> _Exercise goal_
Omit the pictures from the entries below and retype everything else exactly.

> _Supplied material_
◇ ◇ ◇ ◇

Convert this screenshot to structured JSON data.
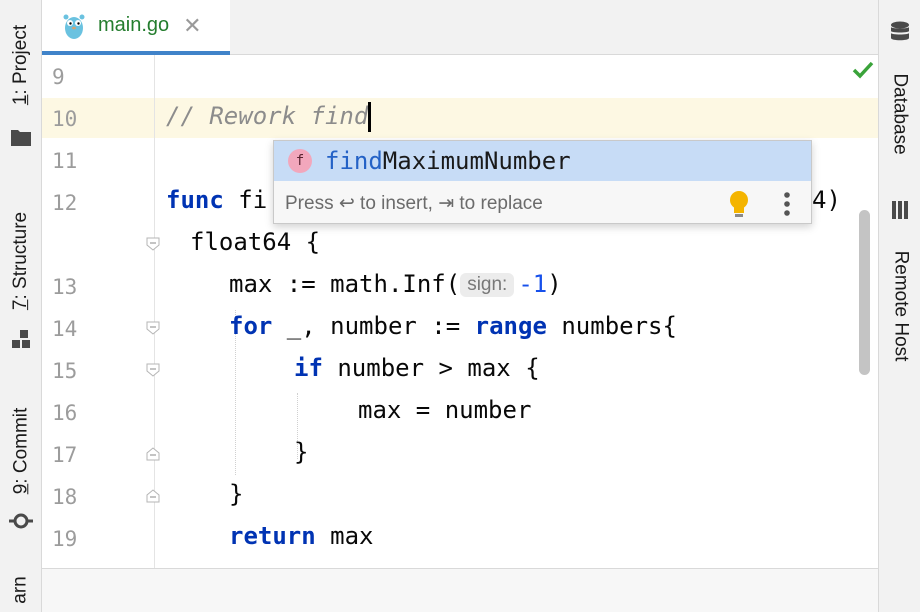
{
  "left_toolbar": {
    "tabs": [
      {
        "number": "1",
        "label": ": Project"
      },
      {
        "number": "7",
        "label": ": Structure"
      },
      {
        "number": "9",
        "label": ": Commit"
      },
      {
        "label": "arn"
      }
    ]
  },
  "right_toolbar": {
    "tabs": [
      {
        "label": "Database"
      },
      {
        "label": "Remote Host"
      }
    ]
  },
  "editor_tab": {
    "filename": "main.go",
    "close_glyph": "✕"
  },
  "inspection_status": {
    "icon": "check-icon",
    "color": "#3aa33a"
  },
  "gutter": {
    "line_numbers": [
      "9",
      "10",
      "11",
      "12",
      "13",
      "14",
      "15",
      "16",
      "17",
      "18",
      "19"
    ]
  },
  "code": {
    "comment": "// Rework find",
    "line12_kw": "func",
    "line12_name": " fi",
    "line12_tail": "4)",
    "line12b": "float64 {",
    "line13_a": "max := math.Inf(",
    "line13_hint": "sign:",
    "line13_num": "-1",
    "line13_b": ")",
    "line14_kw1": "for",
    "line14_a": " _, number := ",
    "line14_kw2": "range",
    "line14_b": " numbers{",
    "line15_kw": "if",
    "line15_a": " number > max {",
    "line16": "max = number",
    "line17": "}",
    "line18": "}",
    "line19_kw": "return",
    "line19_a": " max"
  },
  "completion_popup": {
    "item_icon_letter": "f",
    "item_match": "find",
    "item_rest": "MaximumNumber",
    "footer_text": "Press ↩ to insert, ⇥ to replace",
    "bulb_color": "#f4b400"
  },
  "colors": {
    "keyword": "#0033b3",
    "comment": "#8c8c8c",
    "number": "#1750eb",
    "tab_text": "#247d2e",
    "tab_underline": "#4083c9",
    "current_line": "#fdf8e3",
    "popup_selection": "#c7dcf6"
  }
}
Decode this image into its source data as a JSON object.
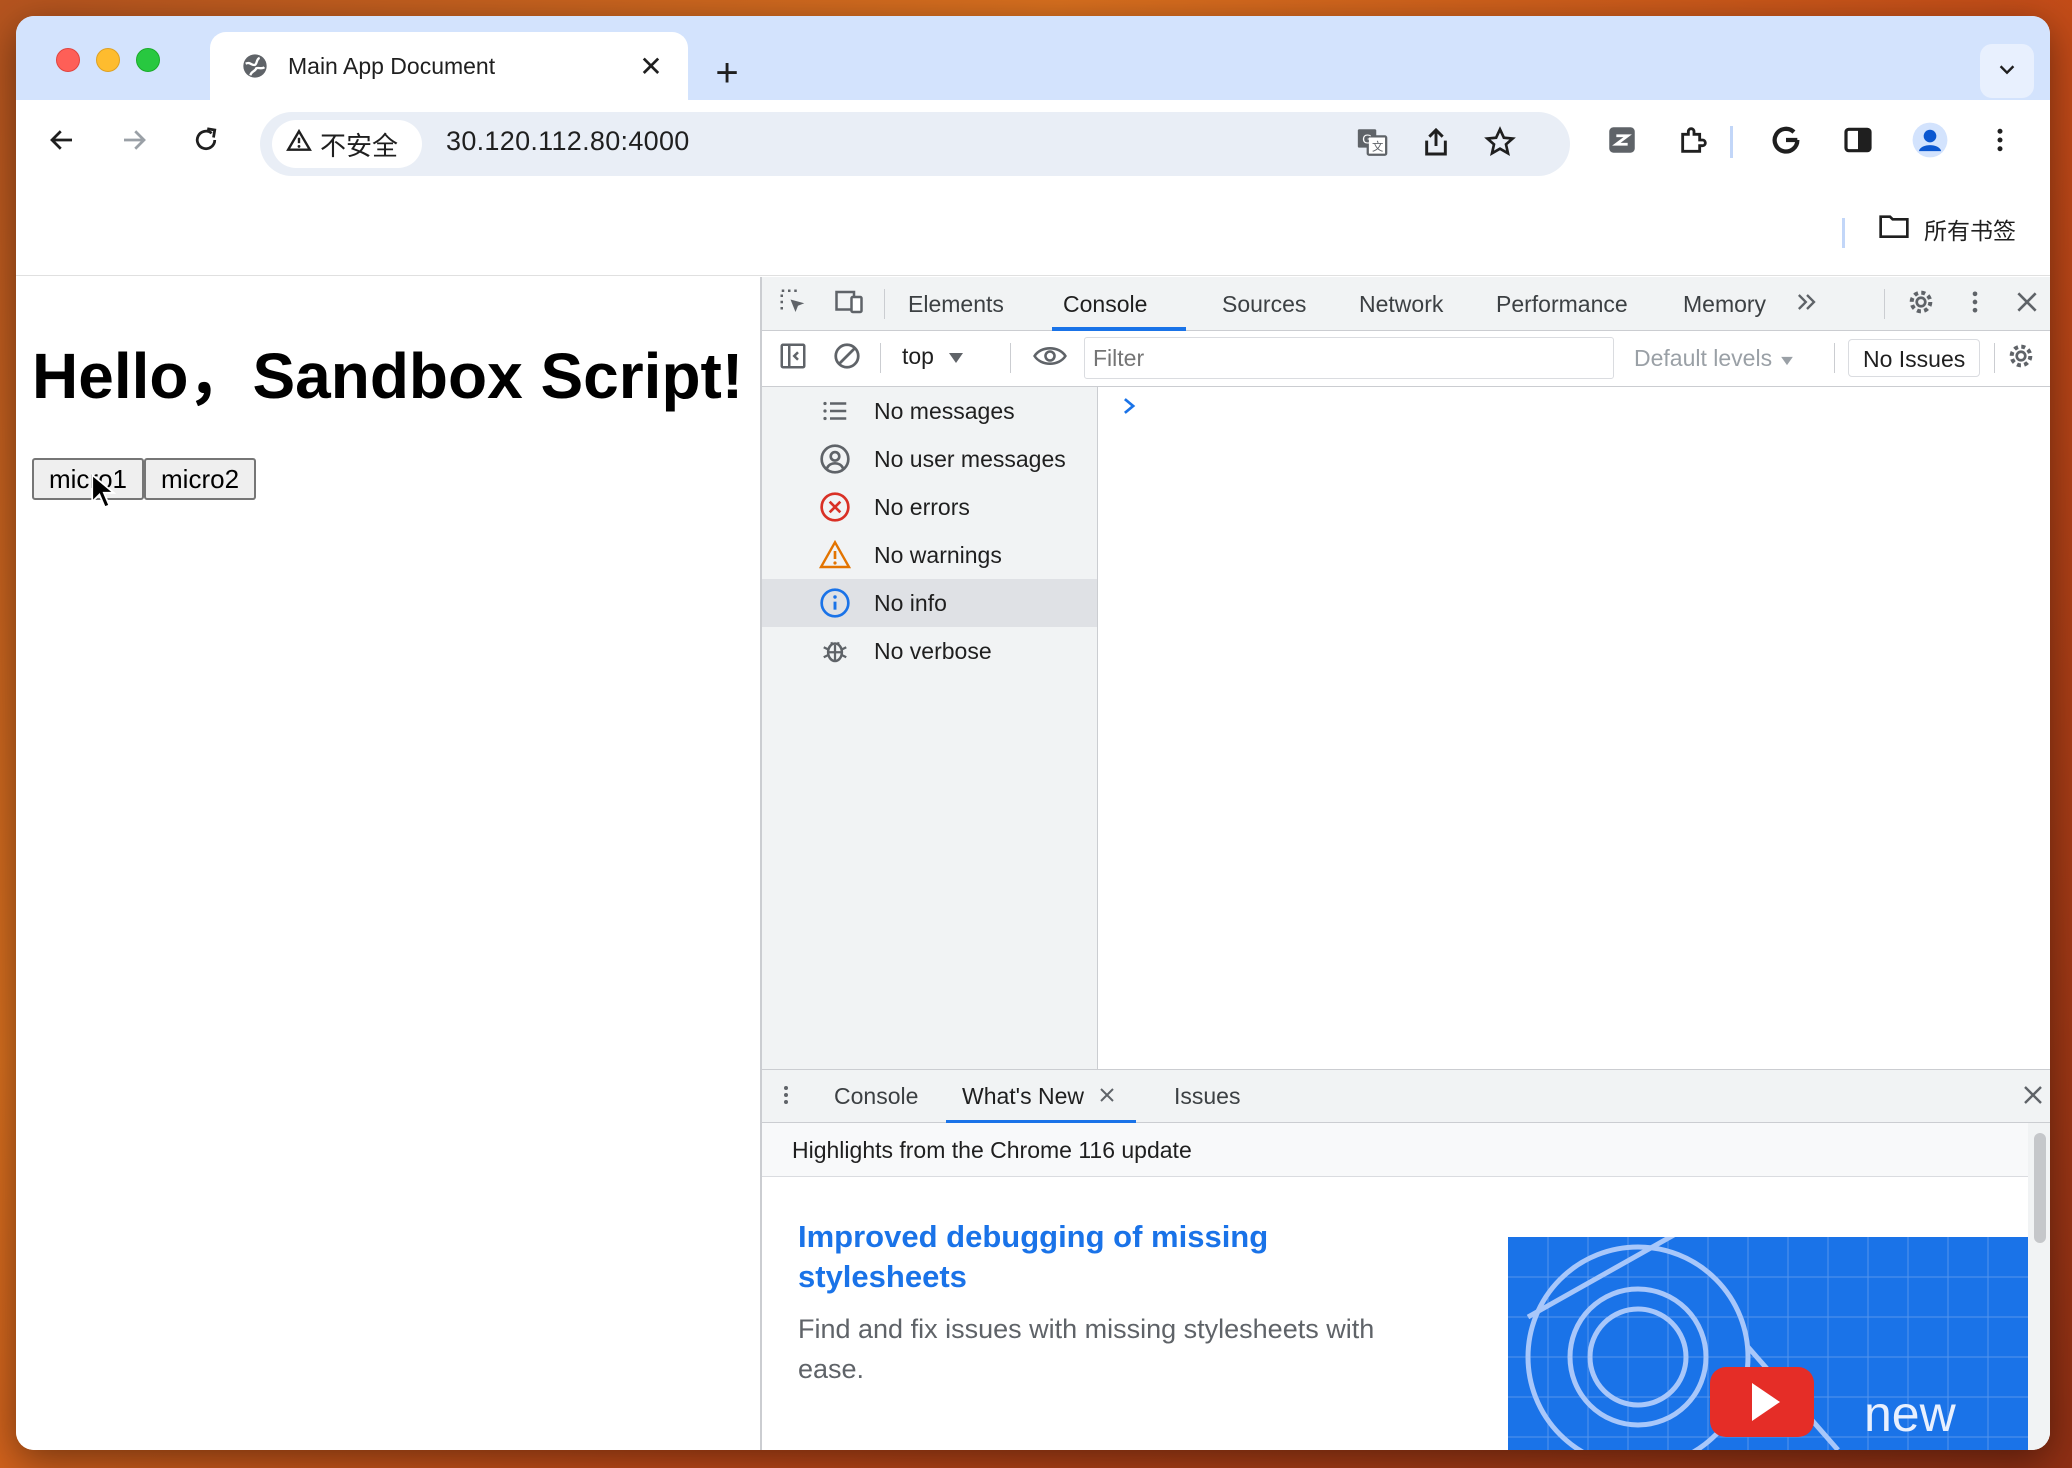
{
  "browser": {
    "tab": {
      "title": "Main App Document",
      "close_glyph": "✕"
    },
    "new_tab_glyph": "+",
    "omnibox": {
      "security_label": "不安全",
      "url": "30.120.112.80:4000"
    },
    "bookmarks": {
      "folder_label": "所有书签"
    }
  },
  "page": {
    "heading": "Hello，Sandbox Script!",
    "buttons": [
      "micro1",
      "micro2"
    ]
  },
  "devtools": {
    "tabs": [
      "Elements",
      "Console",
      "Sources",
      "Network",
      "Performance",
      "Memory"
    ],
    "active_tab": "Console",
    "context": "top",
    "filter_placeholder": "Filter",
    "levels_label": "Default levels",
    "issues_label": "No Issues",
    "sidebar": [
      {
        "label": "No messages",
        "icon": "list-icon"
      },
      {
        "label": "No user messages",
        "icon": "user-circle-icon"
      },
      {
        "label": "No errors",
        "icon": "error-icon"
      },
      {
        "label": "No warnings",
        "icon": "warning-icon"
      },
      {
        "label": "No info",
        "icon": "info-icon",
        "selected": true
      },
      {
        "label": "No verbose",
        "icon": "bug-icon"
      }
    ],
    "drawer": {
      "tabs": [
        "Console",
        "What's New",
        "Issues"
      ],
      "active_tab": "What's New",
      "header": "Highlights from the Chrome 116 update",
      "article_title": "Improved debugging of missing stylesheets",
      "article_desc": "Find and fix issues with missing stylesheets with ease.",
      "image_badge": "new"
    }
  },
  "colors": {
    "accent": "#1a73e8",
    "tabstrip": "#d3e3fd",
    "error": "#d93025",
    "warning": "#e37400"
  }
}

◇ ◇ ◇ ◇

> _Reply to the exercise_
Convert this screenshot to structured JSON data.
{
  "left_toolbar": {
    "tabs": [
      {
        "number": "1",
        "label": ": Project"
      },
      {
        "number": "7",
        "label": ": Structure"
      },
      {
        "number": "9",
        "label": ": Commit"
      },
      {
        "label": "arn"
      }
    ]
  },
  "right_toolbar": {
    "tabs": [
      {
        "label": "Database"
      },
      {
        "label": "Remote Host"
      }
    ]
  },
  "editor_tab": {
    "filename": "main.go",
    "close_glyph": "✕"
  },
  "inspection_status": {
    "icon": "check-icon",
    "color": "#3aa33a"
  },
  "gutter": {
    "line_numbers": [
      "9",
      "10",
      "11",
      "12",
      "13",
      "14",
      "15",
      "16",
      "17",
      "18",
      "19"
    ]
  },
  "code": {
    "comment": "// Rework find",
    "line12_kw": "func",
    "line12_name": " fi",
    "line12_tail": "4)",
    "line12b": "float64 {",
    "line13_a": "max := math.Inf(",
    "line13_hint": "sign:",
    "line13_num": "-1",
    "line13_b": ")",
    "line14_kw1": "for",
    "line14_a": " _, number := ",
    "line14_kw2": "range",
    "line14_b": " numbers{",
    "line15_kw": "if",
    "line15_a": " number > max {",
    "line16": "max = number",
    "line17": "}",
    "line18": "}",
    "line19_kw": "return",
    "line19_a": " max"
  },
  "completion_popup": {
    "item_icon_letter": "f",
    "item_match": "find",
    "item_rest": "MaximumNumber",
    "footer_text": "Press ↩ to insert, ⇥ to replace",
    "bulb_color": "#f4b400"
  },
  "colors": {
    "keyword": "#0033b3",
    "comment": "#8c8c8c",
    "number": "#1750eb",
    "tab_text": "#247d2e",
    "tab_underline": "#4083c9",
    "current_line": "#fdf8e3",
    "popup_selection": "#c7dcf6"
  }
}
Decode this image into its source data as a JSON object.
{
  "browser": {
    "tab": {
      "title": "Main App Document",
      "close_glyph": "✕"
    },
    "new_tab_glyph": "+",
    "omnibox": {
      "security_label": "不安全",
      "url": "30.120.112.80:4000"
    },
    "bookmarks": {
      "folder_label": "所有书签"
    }
  },
  "page": {
    "heading": "Hello，Sandbox Script!",
    "buttons": [
      "micro1",
      "micro2"
    ]
  },
  "devtools": {
    "tabs": [
      "Elements",
      "Console",
      "Sources",
      "Network",
      "Performance",
      "Memory"
    ],
    "active_tab": "Console",
    "context": "top",
    "filter_placeholder": "Filter",
    "levels_label": "Default levels",
    "issues_label": "No Issues",
    "sidebar": [
      {
        "label": "No messages",
        "icon": "list-icon"
      },
      {
        "label": "No user messages",
        "icon": "user-circle-icon"
      },
      {
        "label": "No errors",
        "icon": "error-icon"
      },
      {
        "label": "No warnings",
        "icon": "warning-icon"
      },
      {
        "label": "No info",
        "icon": "info-icon",
        "selected": true
      },
      {
        "label": "No verbose",
        "icon": "bug-icon"
      }
    ],
    "drawer": {
      "tabs": [
        "Console",
        "What's New",
        "Issues"
      ],
      "active_tab": "What's New",
      "header": "Highlights from the Chrome 116 update",
      "article_title": "Improved debugging of missing stylesheets",
      "article_desc": "Find and fix issues with missing stylesheets with ease.",
      "image_badge": "new"
    }
  },
  "colors": {
    "accent": "#1a73e8",
    "tabstrip": "#d3e3fd",
    "error": "#d93025",
    "warning": "#e37400"
  }
}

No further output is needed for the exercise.